The Conservatives' lead over Labour has been slashed by six points, according to the latest polling figures from ICM.
The research, carried out in conjunction with the Guardian in the wake of both main parties unveiling their manifestos, shows the Tories are now on 47 per cent (down one point), with Labour up five to 33 per cent. The Lib Dems were down one point to nine per cent, while Ukip was down two to four per cent and the Greens dropped a point to hit two per cent.
The new numbers mean the Conservative lead has been cut to 14 points.
The figures show Labour has won the "short term manifesto battle", according to ICM director Martin Boon.
"After the delivery of the party manifestos, polling over the weekend has indicated a resurgent, if still rather distant Labour party," he said.
"ICM has been the stickiest pollster for the Tories, and while we probably still are, our poll today reinforces the impression that Labour have won the short term manifesto battle."
The Tory manifesto put business on edge, with the CBI warning that it put UK firms at risk of being "left in the starting blocks". And Theresa May came under fire today after an apparent U-turn on social care funding proposals.
Meanwhile, Labour today released its "cultural manifesto", outlining its plans for the arts and culture sector.
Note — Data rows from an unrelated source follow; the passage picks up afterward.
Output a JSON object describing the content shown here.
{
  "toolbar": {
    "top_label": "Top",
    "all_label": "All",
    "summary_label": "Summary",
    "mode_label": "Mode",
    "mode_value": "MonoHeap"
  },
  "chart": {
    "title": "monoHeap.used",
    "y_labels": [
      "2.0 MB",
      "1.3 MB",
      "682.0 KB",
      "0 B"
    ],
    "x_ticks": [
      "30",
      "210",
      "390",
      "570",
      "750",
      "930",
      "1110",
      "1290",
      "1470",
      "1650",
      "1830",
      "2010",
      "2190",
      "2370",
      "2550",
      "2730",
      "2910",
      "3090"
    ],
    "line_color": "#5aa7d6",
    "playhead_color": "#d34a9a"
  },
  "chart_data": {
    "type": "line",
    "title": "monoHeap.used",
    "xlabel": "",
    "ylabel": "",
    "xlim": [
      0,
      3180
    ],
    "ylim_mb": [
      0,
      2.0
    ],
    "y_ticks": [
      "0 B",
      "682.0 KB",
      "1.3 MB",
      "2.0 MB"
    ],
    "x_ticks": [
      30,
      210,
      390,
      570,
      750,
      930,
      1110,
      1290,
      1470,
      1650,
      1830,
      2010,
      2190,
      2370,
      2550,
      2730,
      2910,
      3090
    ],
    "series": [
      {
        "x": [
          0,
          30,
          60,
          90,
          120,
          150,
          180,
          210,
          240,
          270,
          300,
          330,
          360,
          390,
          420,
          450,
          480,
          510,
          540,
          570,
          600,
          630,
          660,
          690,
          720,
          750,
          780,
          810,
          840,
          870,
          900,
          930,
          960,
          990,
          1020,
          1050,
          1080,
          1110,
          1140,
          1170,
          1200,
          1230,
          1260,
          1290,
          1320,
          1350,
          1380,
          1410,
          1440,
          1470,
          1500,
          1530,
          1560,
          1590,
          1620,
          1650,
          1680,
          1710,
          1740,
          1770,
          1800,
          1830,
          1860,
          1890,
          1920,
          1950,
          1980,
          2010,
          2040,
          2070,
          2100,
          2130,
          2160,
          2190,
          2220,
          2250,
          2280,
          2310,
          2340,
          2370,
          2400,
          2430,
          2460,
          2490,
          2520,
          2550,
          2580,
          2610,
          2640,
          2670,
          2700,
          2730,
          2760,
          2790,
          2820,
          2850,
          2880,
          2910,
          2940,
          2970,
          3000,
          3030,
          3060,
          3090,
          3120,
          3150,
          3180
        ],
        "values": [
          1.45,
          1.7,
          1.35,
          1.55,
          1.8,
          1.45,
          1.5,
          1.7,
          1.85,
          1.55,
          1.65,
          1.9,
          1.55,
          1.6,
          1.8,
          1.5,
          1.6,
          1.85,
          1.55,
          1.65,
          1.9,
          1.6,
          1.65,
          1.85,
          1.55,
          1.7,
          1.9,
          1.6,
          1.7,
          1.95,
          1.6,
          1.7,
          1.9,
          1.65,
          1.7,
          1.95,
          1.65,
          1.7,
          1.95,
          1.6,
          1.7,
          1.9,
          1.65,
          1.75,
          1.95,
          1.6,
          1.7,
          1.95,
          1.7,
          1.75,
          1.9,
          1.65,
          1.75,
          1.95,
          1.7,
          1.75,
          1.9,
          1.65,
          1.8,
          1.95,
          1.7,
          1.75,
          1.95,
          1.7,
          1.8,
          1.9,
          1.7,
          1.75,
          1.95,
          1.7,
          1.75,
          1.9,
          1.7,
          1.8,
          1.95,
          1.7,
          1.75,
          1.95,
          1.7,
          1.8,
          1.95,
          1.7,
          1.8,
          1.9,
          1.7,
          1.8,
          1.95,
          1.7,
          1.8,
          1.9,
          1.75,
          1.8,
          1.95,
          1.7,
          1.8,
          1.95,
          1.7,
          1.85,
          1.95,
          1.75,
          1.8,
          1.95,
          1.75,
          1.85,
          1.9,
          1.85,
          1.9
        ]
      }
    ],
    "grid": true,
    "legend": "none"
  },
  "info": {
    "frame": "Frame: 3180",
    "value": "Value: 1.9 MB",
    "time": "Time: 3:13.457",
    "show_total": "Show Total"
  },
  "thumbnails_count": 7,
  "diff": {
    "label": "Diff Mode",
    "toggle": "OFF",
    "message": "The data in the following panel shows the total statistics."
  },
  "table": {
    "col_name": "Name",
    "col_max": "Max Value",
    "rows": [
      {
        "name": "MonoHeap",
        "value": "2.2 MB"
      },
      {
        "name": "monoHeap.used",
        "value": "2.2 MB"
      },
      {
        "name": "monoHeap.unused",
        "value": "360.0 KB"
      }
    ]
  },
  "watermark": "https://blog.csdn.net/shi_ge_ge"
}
Boon said Labour hadn't polled at 33 per cent since June 2016, "so it’s a surge that has been a long time coming". However, he added: "It does not arise in conjunction with a precipitous Tory collapse, and their 47 per cent remains a number that the party will be wholly delighted with."